  • Legacy addons: 5 (14%)
  • Addons which will work in 57, if nothing changes: 11 (29%)

Useful addons which no longer work as of now are: 1-Click YouTube Video Downloader, Advertising Cookie Opt-Out, AutoAuth, Expiry Canary (OK, I wrote that one, that’s my fault), Google Translator, Live HTTP Headers, Mass Password Reset, RESTClient, and User Agent Switcher.

Useful addons which will also no longer work in 57 (if nothing changes) include: Adblock Plus, HTTPS Everywhere, JSONView, and Send to Kodi.

I’m sure Adblock Plus is being updated, because it would be sheer madness if we went ahead and it was not being. As for the rest – who knows? There doesn’t seem to be a way of finding out other than researching each one individually.

In the Firefox (I think it was) Town Hall, there was a question asked about addons and whether we felt that we were in a good place in terms of people not having a bad experience with their addons stopping working. The answer came back that we were. I fully admit I may not be a typical user, but it seems like this will not be my experience… :-(

Root Store Policy 2.5 Published

Version 2.5 of Mozilla’s Root Store Policy has now been published. This document incorporates by reference the Common CCADB Policy 1.0.1.

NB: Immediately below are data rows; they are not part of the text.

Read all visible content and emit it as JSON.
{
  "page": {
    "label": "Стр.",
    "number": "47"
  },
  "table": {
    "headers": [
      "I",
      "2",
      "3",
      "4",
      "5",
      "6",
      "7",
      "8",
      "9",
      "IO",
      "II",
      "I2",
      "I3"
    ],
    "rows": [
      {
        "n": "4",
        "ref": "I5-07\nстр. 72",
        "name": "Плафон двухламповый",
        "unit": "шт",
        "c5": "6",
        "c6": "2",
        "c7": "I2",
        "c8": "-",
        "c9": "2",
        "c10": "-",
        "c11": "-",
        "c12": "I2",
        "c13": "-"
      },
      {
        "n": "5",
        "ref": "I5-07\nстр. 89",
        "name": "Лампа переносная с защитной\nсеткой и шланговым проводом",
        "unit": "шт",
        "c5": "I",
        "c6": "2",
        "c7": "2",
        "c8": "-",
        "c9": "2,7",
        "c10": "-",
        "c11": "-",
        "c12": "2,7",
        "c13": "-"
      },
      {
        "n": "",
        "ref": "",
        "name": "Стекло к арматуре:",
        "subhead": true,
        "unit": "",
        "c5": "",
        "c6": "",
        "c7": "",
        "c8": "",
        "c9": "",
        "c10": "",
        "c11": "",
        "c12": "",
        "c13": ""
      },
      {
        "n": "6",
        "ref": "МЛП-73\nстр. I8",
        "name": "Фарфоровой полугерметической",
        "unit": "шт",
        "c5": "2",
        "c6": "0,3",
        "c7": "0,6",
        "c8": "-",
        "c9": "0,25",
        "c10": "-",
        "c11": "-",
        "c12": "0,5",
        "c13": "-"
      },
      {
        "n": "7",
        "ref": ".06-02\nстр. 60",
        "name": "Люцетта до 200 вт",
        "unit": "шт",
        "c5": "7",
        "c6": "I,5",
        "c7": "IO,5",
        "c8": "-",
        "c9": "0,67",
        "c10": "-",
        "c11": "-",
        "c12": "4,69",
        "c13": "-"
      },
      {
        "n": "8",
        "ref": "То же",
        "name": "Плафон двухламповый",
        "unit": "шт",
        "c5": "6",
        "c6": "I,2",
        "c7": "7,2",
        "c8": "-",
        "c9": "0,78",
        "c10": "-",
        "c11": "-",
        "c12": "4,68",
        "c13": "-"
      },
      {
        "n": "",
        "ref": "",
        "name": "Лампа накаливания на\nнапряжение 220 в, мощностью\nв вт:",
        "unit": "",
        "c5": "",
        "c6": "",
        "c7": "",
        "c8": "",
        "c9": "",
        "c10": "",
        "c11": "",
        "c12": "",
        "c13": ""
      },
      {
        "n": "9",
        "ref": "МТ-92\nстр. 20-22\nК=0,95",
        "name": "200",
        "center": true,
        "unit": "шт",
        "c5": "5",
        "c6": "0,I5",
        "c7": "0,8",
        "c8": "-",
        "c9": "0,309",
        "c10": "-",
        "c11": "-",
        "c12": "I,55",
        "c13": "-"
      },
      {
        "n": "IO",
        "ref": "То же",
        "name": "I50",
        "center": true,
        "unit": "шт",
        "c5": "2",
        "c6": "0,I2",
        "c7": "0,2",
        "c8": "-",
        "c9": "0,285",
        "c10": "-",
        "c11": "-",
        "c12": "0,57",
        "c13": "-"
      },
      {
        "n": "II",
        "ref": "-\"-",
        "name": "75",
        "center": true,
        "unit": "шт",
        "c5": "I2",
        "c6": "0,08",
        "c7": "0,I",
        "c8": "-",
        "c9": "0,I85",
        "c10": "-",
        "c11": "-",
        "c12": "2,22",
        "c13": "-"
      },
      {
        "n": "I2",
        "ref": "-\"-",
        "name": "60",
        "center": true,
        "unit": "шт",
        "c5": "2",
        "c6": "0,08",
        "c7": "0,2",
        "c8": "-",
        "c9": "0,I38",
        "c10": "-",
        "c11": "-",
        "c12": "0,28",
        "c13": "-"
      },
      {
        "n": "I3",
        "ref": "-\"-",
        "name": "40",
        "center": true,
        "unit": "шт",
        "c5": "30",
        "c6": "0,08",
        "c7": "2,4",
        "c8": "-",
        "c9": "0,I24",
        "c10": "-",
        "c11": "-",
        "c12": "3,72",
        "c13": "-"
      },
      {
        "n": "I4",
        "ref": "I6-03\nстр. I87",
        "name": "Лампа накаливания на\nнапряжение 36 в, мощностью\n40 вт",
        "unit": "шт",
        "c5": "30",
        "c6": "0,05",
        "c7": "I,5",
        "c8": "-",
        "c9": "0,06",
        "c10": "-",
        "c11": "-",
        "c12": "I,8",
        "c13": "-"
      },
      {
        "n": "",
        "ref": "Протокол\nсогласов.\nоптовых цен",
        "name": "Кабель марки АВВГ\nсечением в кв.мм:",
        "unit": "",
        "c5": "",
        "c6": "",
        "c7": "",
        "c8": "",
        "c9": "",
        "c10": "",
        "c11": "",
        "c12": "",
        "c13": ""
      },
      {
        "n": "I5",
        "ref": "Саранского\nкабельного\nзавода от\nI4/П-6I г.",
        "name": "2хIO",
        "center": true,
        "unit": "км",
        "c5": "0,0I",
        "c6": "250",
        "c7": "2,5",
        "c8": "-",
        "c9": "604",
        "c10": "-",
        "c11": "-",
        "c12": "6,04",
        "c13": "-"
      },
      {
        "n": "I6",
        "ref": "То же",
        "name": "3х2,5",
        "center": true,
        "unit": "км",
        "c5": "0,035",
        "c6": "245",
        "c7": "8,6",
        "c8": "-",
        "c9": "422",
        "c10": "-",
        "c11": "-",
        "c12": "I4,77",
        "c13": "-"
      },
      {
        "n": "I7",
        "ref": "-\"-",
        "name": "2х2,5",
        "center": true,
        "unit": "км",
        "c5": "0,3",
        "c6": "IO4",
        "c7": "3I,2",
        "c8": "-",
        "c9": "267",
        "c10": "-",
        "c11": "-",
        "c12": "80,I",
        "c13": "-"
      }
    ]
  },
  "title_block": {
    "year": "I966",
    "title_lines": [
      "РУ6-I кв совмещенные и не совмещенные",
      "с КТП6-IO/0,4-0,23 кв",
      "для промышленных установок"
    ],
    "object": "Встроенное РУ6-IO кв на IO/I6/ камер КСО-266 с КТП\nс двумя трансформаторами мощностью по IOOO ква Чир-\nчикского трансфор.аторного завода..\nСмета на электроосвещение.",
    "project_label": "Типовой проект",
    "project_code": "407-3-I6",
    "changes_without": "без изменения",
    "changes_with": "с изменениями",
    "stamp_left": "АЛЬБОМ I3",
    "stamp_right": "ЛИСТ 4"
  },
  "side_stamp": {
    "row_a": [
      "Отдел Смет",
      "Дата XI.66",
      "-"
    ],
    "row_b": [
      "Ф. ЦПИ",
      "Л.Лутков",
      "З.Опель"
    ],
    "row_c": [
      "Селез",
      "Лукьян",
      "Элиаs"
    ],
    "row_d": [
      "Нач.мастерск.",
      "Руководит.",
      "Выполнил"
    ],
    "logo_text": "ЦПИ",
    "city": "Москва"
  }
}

With this update, we have mostly worked through the backlog of modernization proposals, and I’d call this a policy fit for a transparent, openly-run root program in 2017. That doesn’t mean that there’s not more that could be done, but we’ve come a long way from policy 2.2, which we were using until six months ago, and which hadn’t been substantively updated since 2012.

We also hope that, very soon, more root store operators will join the CCADB, which will reduce everyone’s costs and administrative burdens on all sides, and hopefully allow root programs to be more responsive to changing circumstances and requests for inclusion or change.